“He was my whole world,” Mr Murphy’s son wrote. “He has been taken away from this world not for old age as I would have thought, but from a reckless act.”  


Pictured: Mr Murphy's son urged the court to give his dad justice for “the senseless act that ended his life”.

Describing his dad as a true gentleman, who was kind and taught him to have manners and be respectful to others, Mr Murphy’s son urged the court to give his dad justice for “the senseless act that ended his life”.

Defending, Advocate James Bell said McMahon was “acutely aware” of the effect of his actions on Mr Murphy’s family and had offered to engage in the restorative justice scheme.

He rejected the view that McMahon had showed no concern for Mr Murphy’s welfare, saying McMahon didn’t realise the severity of the situation when he walked away.

The lawyer told the Court McMahon had used the psychological services available in prison to address the sadness and stress he’s felt since the incident, adding that he had lost hair as a result of the stress.


Pictured: The Bailiff, Timothy Le Cocq, heard the case with Jurats Anthony Olsen, Charles Blampied and Kim Averty.

The Bailiff, Timothy Le Cocq, who was sitting with Jurats Anthony Olsen, Charles Blampied and Kim Averty, agreed with the conclusions of the Crown and imposed a four-year prison sentence.

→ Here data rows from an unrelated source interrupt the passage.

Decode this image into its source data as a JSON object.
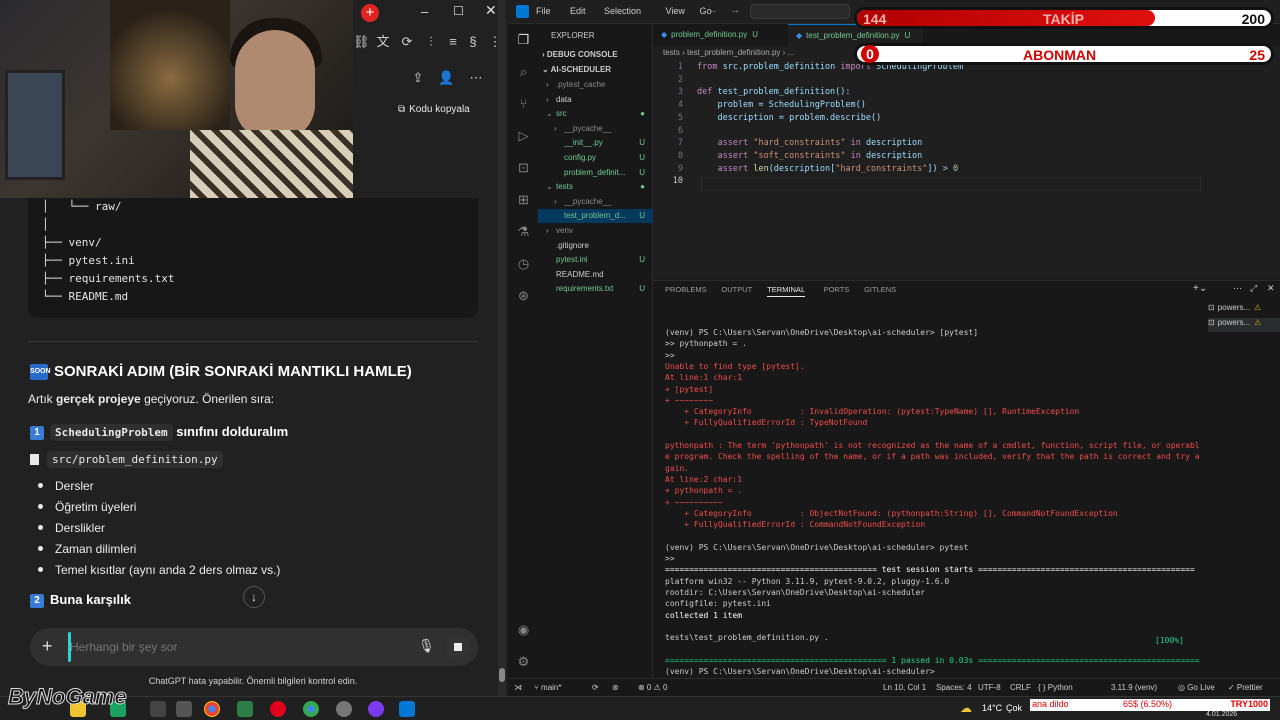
{
  "colors": {
    "accent_blue": "#0078d4",
    "git_untracked": "#73c991",
    "error_red": "#f14c4c",
    "overlay_red": "#d00000"
  },
  "chatgpt": {
    "copy_code": "Kodu kopyala",
    "tree": [
      "│   └── raw/",
      "│",
      "├── venv/",
      "├── pytest.ini",
      "├── requirements.txt",
      "└── README.md"
    ],
    "section_icon": "SOON",
    "section_title": "SONRAKİ ADIM (BİR SONRAKİ MANTIKLI HAMLE)",
    "intro_prefix": "Artık ",
    "intro_bold": "gerçek projeye",
    "intro_suffix": " geçiyoruz. Önerilen sıra:",
    "step1_num": "1",
    "step1_code": "SchedulingProblem",
    "step1_text": "sınıfını dolduralım",
    "file_path": "src/problem_definition.py",
    "bullets": [
      "Dersler",
      "Öğretim üyeleri",
      "Derslikler",
      "Zaman dilimleri",
      "Temel kısıtlar (aynı anda 2 ders olmaz vs.)"
    ],
    "step2_num": "2",
    "step2_text": "Buna karşılık",
    "input_placeholder": "Herhangi bir şey sor",
    "disclaimer": "ChatGPT hata yapabilir. Önemli bilgileri kontrol edin."
  },
  "vscode": {
    "menu": [
      "File",
      "Edit",
      "Selection",
      "View",
      "Go"
    ],
    "explorer_title": "EXPLORER",
    "debug_console": "DEBUG CONSOLE",
    "project": "AI-SCHEDULER",
    "files": [
      {
        "name": ".pytest_cache",
        "indent": 1,
        "arrow": "›",
        "color": "#8c8c8c",
        "git": ""
      },
      {
        "name": "data",
        "indent": 1,
        "arrow": "›",
        "color": "#cccccc",
        "git": ""
      },
      {
        "name": "src",
        "indent": 1,
        "arrow": "⌄",
        "color": "#73c991",
        "git": "●"
      },
      {
        "name": "__pycache__",
        "indent": 2,
        "arrow": "›",
        "color": "#8c8c8c",
        "git": ""
      },
      {
        "name": "__init__.py",
        "indent": 2,
        "arrow": "",
        "color": "#73c991",
        "git": "U"
      },
      {
        "name": "config.py",
        "indent": 2,
        "arrow": "",
        "color": "#73c991",
        "git": "U"
      },
      {
        "name": "problem_definit...",
        "indent": 2,
        "arrow": "",
        "color": "#73c991",
        "git": "U"
      },
      {
        "name": "tests",
        "indent": 1,
        "arrow": "⌄",
        "color": "#73c991",
        "git": "●"
      },
      {
        "name": "__pycache__",
        "indent": 2,
        "arrow": "›",
        "color": "#8c8c8c",
        "git": ""
      },
      {
        "name": "test_problem_d...",
        "indent": 2,
        "arrow": "",
        "color": "#73c991",
        "git": "U"
      },
      {
        "name": "venv",
        "indent": 1,
        "arrow": "›",
        "color": "#8c8c8c",
        "git": ""
      },
      {
        "name": ".gitignore",
        "indent": 1,
        "arrow": "",
        "color": "#cccccc",
        "git": ""
      },
      {
        "name": "pytest.ini",
        "indent": 1,
        "arrow": "",
        "color": "#73c991",
        "git": "U"
      },
      {
        "name": "README.md",
        "indent": 1,
        "arrow": "",
        "color": "#cccccc",
        "git": ""
      },
      {
        "name": "requirements.txt",
        "indent": 1,
        "arrow": "",
        "color": "#73c991",
        "git": "U"
      }
    ],
    "tabs": [
      {
        "name": "problem_definition.py",
        "git": "U",
        "active": false
      },
      {
        "name": "test_problem_definition.py",
        "git": "U",
        "active": true
      }
    ],
    "breadcrumb": "tests  ›  test_problem_definition.py  ›  ...",
    "code": [
      "from src.problem_definition import SchedulingProblem",
      "",
      "def test_problem_definition():",
      "    problem = SchedulingProblem()",
      "    description = problem.describe()",
      "",
      "    assert \"hard_constraints\" in description",
      "    assert \"soft_constraints\" in description",
      "    assert len(description[\"hard_constraints\"]) > 0",
      ""
    ],
    "panel_tabs": [
      "PROBLEMS",
      "OUTPUT",
      "TERMINAL",
      "PORTS",
      "GITLENS"
    ],
    "terminals": [
      "powers...",
      "powers..."
    ],
    "terminal": [
      {
        "t": "(venv) PS C:\\Users\\Servan\\OneDrive\\Desktop\\ai-scheduler> [pytest]",
        "c": "#cccccc"
      },
      {
        "t": ">> pythonpath = .",
        "c": "#cccccc"
      },
      {
        "t": ">>",
        "c": "#cccccc"
      },
      {
        "t": "Unable to find type [pytest].",
        "c": "#f14c4c"
      },
      {
        "t": "At line:1 char:1",
        "c": "#f14c4c"
      },
      {
        "t": "+ [pytest]",
        "c": "#f14c4c"
      },
      {
        "t": "+ ~~~~~~~~",
        "c": "#f14c4c"
      },
      {
        "t": "    + CategoryInfo          : InvalidOperation: (pytest:TypeName) [], RuntimeException",
        "c": "#f14c4c"
      },
      {
        "t": "    + FullyQualifiedErrorId : TypeNotFound",
        "c": "#f14c4c"
      },
      {
        "t": "",
        "c": "#f14c4c"
      },
      {
        "t": "pythonpath : The term 'pythonpath' is not recognized as the name of a cmdlet, function, script file, or operabl",
        "c": "#f14c4c"
      },
      {
        "t": "e program. Check the spelling of the name, or if a path was included, verify that the path is correct and try a",
        "c": "#f14c4c"
      },
      {
        "t": "gain.",
        "c": "#f14c4c"
      },
      {
        "t": "At line:2 char:1",
        "c": "#f14c4c"
      },
      {
        "t": "+ pythonpath = .",
        "c": "#f14c4c"
      },
      {
        "t": "+ ~~~~~~~~~~",
        "c": "#f14c4c"
      },
      {
        "t": "    + CategoryInfo          : ObjectNotFound: (pythonpath:String) [], CommandNotFoundException",
        "c": "#f14c4c"
      },
      {
        "t": "    + FullyQualifiedErrorId : CommandNotFoundException",
        "c": "#f14c4c"
      },
      {
        "t": "",
        "c": "#cccccc"
      },
      {
        "t": "(venv) PS C:\\Users\\Servan\\OneDrive\\Desktop\\ai-scheduler> pytest",
        "c": "#cccccc"
      },
      {
        "t": ">>",
        "c": "#cccccc"
      },
      {
        "t": "============================================ test session starts =============================================",
        "c": "#ffffff"
      },
      {
        "t": "platform win32 -- Python 3.11.9, pytest-9.0.2, pluggy-1.6.0",
        "c": "#cccccc"
      },
      {
        "t": "rootdir: C:\\Users\\Servan\\OneDrive\\Desktop\\ai-scheduler",
        "c": "#cccccc"
      },
      {
        "t": "configfile: pytest.ini",
        "c": "#cccccc"
      },
      {
        "t": "collected 1 item",
        "c": "#ffffff"
      },
      {
        "t": "",
        "c": "#cccccc"
      },
      {
        "t": "tests\\test_problem_definition.py .",
        "c": "#cccccc"
      },
      {
        "t": "",
        "c": "#cccccc"
      },
      {
        "t": "============================================== 1 passed in 0.03s ==============================================",
        "c": "#23d18b"
      },
      {
        "t": "(venv) PS C:\\Users\\Servan\\OneDrive\\Desktop\\ai-scheduler> ",
        "c": "#cccccc"
      }
    ],
    "percent": "[100%]",
    "status": {
      "branch": "main*",
      "problems": "⊗ 0 ⚠ 0",
      "position": "Ln 10, Col 1",
      "spaces": "Spaces: 4",
      "encoding": "UTF-8",
      "eol": "CRLF",
      "language": "{ } Python",
      "interpreter": "3.11.9 (venv)",
      "golive": "Go Live",
      "prettier": "✓ Prettier"
    }
  },
  "overlay": {
    "follow_current": "144",
    "follow_label": "TAKİP",
    "follow_goal": "200",
    "follow_progress": 0.72,
    "sub_current": "0",
    "sub_label": "ABONMAN",
    "sub_goal": "25",
    "sub_progress": 0.0
  },
  "taskbar": {
    "weather": "14°C",
    "weather_text": "Çok",
    "ticker1": "ana dildo",
    "ticker2": "65$ (6.50%)",
    "ticker3": "TRY1000",
    "date": "4.01.2026"
  },
  "watermark": "ByNoGame"
}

He noted the poignant letters from Mr Murphy’s family, which he said “reflected fully the devastation felt”. 

The Bailiff described McMahon’s actions has deliberate and premeditated, rejecting the view that the incident had taken place in the “heat of the moment”.

He concluded the hearing by issuing a reminder that anyone who punches someone in the face takes the risk of causing serious injury or death. 

Speaking after the sentencing, Detective Inspector Christina Maclennan, Head of the Police's Serious Crime Unit, said: “This was a tragic case of a violent assault which resulted in Mr Murphy dying from his injuries.

"Our thoughts are with Mr Murphy’s family, who have been supported throughout the investigation by specially trained Family Liaison Officers.”

Sign up to newsletter



Comments on this story express the views of the commentator only, not Bailiwick Publishing. We are unable to guarantee the accuracy of any of those comments.

Once your comment has been submitted, it won’t appear immediately. There is no need to submit it more than once. Comments are published at the discretion of Bailiwick Publishing, and will include your username.

To place a comment please login

You have landed on the Bailiwick Express website, however it appears you are based in . Would you like to stay on the site, or visit the site?